Jim Lynch, MD of SIP trunking specialist Voiceflex, says that Enum can be thought of as DNS for telephone numbers and sees the largest uptake likely to be the service providers who can use Enum to save money by directly routing calls via IP to users.
“For the uninitiated, DNS lets your PC work out how to get to www.cbmagazine.co.uk on the internet. For example, your browser would lookup www.cbmagazine.co.uk and DNS would return 126.96.36.199, which is the IP for the server the website is sitting on. So Enum does something very similar.
Give Enum a telephone number and it will provide you with an address, such as an IP address, to send the call to. In theory this would allow your PBX to send calls directly to a 3rd parties PBX without even previously having connected to them, using SIP.
Unfortunately, Enum is actually quite difficult to understand and there are a number of reasons you need to think through your use of Enum.
Enum is actually a means of mapping a telephone number (E.164 to be precise, +44 etc) to the internet addressing system. Ok, so I’ve probably lost you at this point, so here’s an example:
I want to call +442074401800
My PBX requests Enum details for +442074401800
Enum returns a series of complicated addresses for all the methods that this number can be contacted by. Methods could be SIP, email, IM or even PSTN.
In this example, I want to make a voice call. So I the PBX selects the SIP address: sip: email@example.com
The PBX can now make the call via SIP directly to the Voiceflex SIP Proxy.

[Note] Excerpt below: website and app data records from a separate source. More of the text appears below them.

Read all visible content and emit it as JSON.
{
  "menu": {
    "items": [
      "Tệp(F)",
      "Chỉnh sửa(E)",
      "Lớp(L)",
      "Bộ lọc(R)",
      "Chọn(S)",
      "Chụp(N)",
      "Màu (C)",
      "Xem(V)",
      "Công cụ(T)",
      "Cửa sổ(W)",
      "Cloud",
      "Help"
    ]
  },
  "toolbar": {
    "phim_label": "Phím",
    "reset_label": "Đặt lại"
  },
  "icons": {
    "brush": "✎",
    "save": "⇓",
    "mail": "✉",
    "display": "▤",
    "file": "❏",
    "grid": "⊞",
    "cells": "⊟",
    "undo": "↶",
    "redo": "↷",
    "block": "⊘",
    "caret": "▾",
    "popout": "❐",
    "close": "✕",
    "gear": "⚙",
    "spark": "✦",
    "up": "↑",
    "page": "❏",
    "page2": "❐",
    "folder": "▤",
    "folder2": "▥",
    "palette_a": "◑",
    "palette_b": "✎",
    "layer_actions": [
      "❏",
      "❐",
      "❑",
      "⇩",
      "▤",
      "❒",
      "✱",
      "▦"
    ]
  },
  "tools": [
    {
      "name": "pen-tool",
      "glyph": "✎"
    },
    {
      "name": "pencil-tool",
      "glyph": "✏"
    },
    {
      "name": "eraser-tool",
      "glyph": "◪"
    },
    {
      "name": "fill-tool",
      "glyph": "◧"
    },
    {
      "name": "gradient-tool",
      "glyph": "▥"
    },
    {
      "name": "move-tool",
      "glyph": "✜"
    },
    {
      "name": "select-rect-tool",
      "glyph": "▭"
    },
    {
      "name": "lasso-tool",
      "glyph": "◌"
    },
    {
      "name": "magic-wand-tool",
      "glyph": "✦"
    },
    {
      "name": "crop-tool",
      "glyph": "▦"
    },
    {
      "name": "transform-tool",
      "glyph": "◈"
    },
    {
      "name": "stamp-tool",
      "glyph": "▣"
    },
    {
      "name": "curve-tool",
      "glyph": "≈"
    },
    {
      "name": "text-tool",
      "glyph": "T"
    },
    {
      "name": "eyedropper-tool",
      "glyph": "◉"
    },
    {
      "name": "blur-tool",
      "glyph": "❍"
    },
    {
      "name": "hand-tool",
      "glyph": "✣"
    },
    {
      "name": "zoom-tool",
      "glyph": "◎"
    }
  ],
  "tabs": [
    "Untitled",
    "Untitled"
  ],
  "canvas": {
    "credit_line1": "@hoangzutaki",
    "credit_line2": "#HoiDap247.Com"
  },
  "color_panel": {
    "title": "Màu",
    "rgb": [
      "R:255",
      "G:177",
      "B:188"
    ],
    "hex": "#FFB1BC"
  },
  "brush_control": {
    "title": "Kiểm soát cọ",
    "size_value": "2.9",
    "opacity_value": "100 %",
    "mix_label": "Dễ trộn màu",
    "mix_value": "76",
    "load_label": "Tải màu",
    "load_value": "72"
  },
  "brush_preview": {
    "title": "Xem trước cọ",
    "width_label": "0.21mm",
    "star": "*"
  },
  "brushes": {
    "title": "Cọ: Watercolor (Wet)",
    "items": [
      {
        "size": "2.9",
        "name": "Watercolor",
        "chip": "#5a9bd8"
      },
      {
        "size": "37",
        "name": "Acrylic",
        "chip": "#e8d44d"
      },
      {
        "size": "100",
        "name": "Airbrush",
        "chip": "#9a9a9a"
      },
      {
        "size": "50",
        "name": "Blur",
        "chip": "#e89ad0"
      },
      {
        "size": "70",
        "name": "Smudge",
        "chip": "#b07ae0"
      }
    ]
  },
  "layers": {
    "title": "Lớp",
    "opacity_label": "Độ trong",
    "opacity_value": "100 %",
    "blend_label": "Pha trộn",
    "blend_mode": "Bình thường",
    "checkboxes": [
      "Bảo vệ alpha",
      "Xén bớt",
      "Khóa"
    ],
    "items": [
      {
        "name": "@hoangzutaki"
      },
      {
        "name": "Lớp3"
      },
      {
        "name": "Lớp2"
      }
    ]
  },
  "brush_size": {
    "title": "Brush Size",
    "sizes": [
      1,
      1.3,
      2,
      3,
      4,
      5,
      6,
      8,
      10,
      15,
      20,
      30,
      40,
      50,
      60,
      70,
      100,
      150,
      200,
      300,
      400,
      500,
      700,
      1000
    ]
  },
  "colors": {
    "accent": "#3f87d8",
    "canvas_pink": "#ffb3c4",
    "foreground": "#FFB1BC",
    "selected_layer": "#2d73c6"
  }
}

Enum has more uses than just for voice. If I wanted to send an email, but I only have the persons’ phone number then I could type the number into Outlook and Enum could be used to look up the email address for me. Confusing, well just think that a telephone number will know all the ways you can be contacted. The client (voice, email, Instant Messenger) decides which connection method to use.

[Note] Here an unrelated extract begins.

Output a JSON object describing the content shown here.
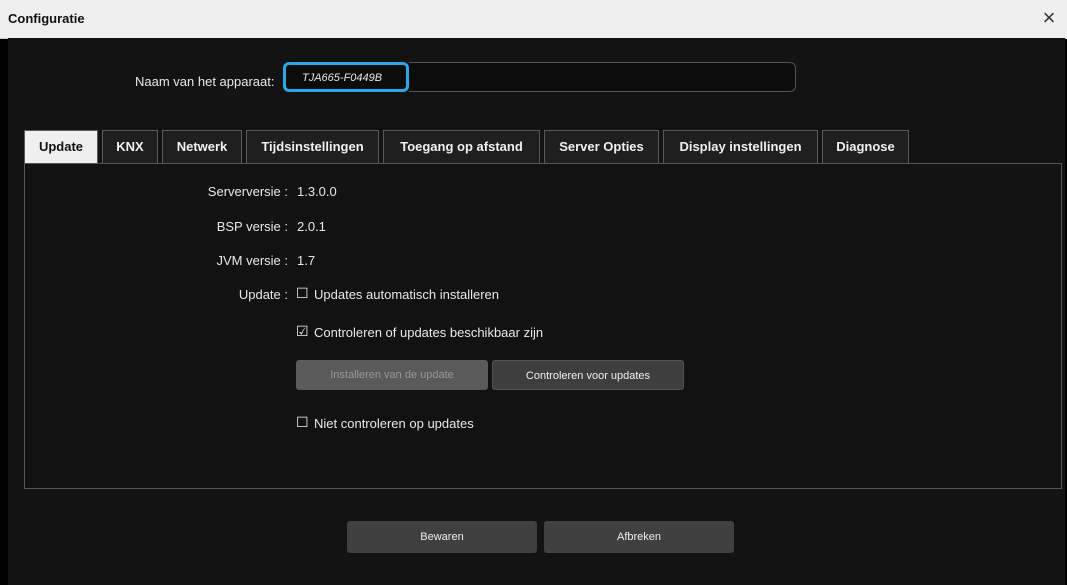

What’s been described so far is probably misleading to what Enum is really going to be used for in the next few years. The largest uptake is likely to be the service providers, who can use Enum to save money by directly routing calls via IP to users. Although, the speed of this uptake isn’t clear. There have been numerous successful test runs of Enum, some with tens of thousands of numbers and users.
The overall Enum space and strategy is far from clear, even with the recent UK announcements. Public v Private, underlying systems, architecture and ownership of the data are big issues which need to be worked through. Then we get to the business model, which is probably the biggest issue. Will this information be free? Or will there be a subscription costs or transaction fees? Whatever happens, the first signs of the death of SS7 are on the horizon and the start of real convergence.